● AIM OF THE TASK
Lines in the listing below that hold "Token" are the ones to copy.

*** Opening INFORMATION ***

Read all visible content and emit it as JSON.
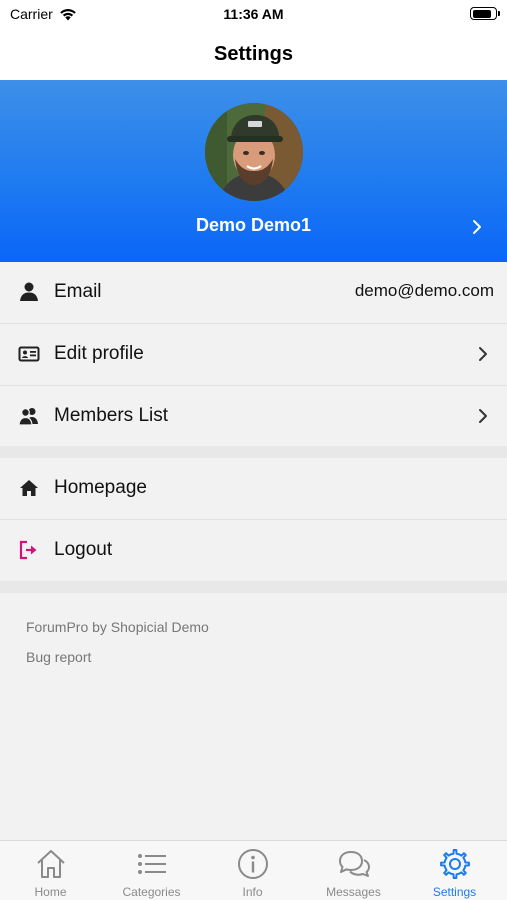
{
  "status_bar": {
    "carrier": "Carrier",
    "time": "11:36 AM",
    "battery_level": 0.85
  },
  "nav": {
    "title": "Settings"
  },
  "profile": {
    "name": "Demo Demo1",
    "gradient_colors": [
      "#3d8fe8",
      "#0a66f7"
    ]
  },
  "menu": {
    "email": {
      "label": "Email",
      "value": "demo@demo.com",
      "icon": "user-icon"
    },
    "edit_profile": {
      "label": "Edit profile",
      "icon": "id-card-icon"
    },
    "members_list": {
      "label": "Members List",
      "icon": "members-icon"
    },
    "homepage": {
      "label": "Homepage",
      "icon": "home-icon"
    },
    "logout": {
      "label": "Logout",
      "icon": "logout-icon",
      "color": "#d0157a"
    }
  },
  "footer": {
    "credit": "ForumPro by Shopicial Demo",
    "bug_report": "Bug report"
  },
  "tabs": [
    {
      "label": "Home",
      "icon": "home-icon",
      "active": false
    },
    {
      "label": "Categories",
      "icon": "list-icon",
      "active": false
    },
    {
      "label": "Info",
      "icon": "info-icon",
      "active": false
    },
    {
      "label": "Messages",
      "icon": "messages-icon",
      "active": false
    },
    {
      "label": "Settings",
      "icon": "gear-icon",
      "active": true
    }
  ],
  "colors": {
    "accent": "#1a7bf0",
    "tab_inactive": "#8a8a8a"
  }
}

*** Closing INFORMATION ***
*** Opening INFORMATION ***

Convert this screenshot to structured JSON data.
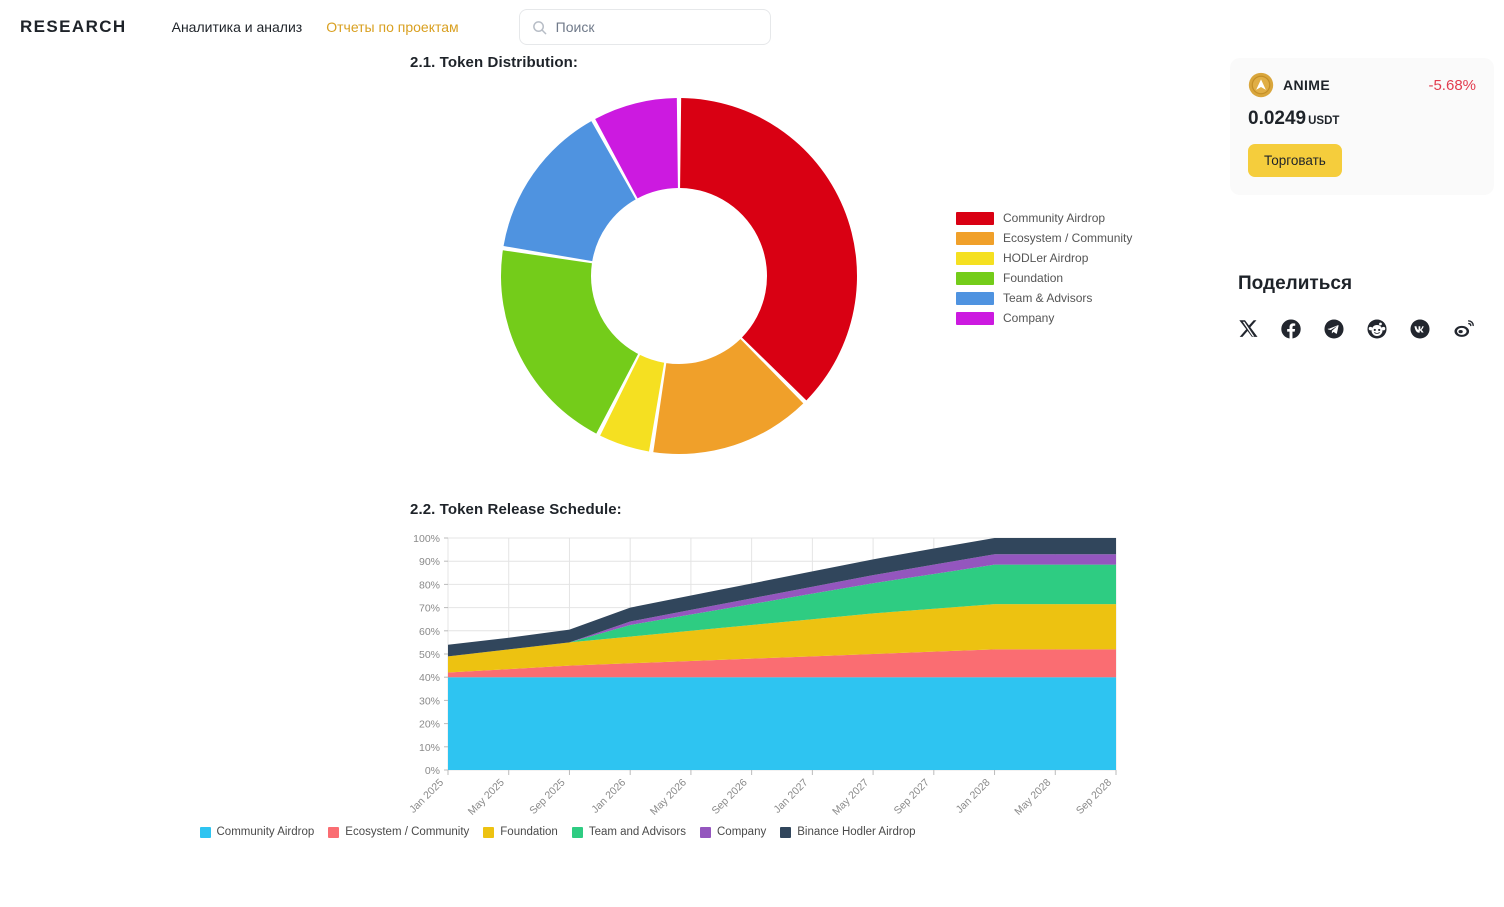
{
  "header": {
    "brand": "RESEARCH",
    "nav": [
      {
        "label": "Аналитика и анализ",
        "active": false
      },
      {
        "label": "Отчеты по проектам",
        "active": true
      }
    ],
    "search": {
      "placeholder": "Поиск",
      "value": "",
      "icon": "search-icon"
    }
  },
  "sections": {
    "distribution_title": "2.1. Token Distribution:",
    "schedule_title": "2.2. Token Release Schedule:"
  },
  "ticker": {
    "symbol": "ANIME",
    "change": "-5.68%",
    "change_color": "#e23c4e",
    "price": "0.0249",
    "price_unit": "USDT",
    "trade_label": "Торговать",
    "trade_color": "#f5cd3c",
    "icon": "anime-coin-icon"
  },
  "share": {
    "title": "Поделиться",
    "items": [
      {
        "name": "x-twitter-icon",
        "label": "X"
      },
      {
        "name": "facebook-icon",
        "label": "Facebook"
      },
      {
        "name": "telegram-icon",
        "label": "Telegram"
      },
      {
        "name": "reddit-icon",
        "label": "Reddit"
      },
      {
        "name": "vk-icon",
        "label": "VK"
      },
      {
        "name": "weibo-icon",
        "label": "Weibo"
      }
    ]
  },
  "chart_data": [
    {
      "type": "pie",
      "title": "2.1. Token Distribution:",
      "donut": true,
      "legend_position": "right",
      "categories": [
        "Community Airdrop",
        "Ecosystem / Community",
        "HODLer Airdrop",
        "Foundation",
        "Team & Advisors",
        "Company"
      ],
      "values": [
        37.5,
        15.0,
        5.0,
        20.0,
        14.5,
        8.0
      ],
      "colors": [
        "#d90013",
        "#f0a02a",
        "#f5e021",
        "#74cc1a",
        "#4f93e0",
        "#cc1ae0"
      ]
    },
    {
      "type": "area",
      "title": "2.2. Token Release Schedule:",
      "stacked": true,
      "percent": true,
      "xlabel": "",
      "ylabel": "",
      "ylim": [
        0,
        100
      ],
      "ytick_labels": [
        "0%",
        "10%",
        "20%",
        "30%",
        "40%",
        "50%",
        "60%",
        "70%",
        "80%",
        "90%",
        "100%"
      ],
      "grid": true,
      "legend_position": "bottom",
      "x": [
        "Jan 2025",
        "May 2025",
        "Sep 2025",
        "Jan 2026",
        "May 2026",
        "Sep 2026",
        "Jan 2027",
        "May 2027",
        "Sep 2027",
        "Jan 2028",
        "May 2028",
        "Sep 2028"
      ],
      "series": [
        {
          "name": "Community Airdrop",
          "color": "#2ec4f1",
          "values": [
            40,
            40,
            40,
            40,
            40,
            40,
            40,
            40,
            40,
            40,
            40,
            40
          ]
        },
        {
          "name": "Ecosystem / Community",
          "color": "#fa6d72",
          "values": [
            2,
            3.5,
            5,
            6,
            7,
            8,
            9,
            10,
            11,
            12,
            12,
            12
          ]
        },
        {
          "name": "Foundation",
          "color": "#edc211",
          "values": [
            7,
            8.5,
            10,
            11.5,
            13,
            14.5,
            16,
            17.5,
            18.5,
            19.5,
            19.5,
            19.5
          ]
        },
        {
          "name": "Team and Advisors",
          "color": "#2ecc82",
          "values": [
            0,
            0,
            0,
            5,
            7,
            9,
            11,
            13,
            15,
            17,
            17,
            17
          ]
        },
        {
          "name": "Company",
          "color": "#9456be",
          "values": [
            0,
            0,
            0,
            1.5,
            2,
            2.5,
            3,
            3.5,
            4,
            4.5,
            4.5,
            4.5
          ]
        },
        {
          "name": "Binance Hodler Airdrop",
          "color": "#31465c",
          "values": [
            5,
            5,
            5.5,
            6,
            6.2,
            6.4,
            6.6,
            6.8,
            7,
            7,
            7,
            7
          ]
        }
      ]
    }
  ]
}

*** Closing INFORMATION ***
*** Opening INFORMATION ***

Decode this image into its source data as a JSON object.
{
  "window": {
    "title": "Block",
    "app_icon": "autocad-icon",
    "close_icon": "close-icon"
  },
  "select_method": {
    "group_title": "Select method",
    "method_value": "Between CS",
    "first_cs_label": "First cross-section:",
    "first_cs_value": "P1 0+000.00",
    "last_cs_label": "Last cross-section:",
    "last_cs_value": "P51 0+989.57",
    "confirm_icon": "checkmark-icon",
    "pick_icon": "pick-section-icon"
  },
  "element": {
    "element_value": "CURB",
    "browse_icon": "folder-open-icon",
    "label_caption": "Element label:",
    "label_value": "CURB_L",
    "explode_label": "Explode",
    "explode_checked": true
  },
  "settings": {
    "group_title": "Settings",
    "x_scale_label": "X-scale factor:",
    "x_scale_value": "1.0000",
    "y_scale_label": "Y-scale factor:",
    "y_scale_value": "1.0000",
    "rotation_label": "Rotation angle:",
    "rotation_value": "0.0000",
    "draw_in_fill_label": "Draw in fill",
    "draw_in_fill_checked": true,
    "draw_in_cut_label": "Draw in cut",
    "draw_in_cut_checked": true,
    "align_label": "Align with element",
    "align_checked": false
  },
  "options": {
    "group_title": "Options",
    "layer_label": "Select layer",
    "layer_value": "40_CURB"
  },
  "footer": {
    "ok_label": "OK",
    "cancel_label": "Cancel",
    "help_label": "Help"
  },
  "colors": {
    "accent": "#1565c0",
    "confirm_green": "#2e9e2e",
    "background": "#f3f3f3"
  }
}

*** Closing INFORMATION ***

● EXERCISE RESPONSE
    "distribution_title": "2.1. Token Distribution:",
    "schedule_title": "2.2. Token Release Schedule:"
      "title": "2.1. Token Distribution:",
      "title": "2.2. Token Release Schedule:",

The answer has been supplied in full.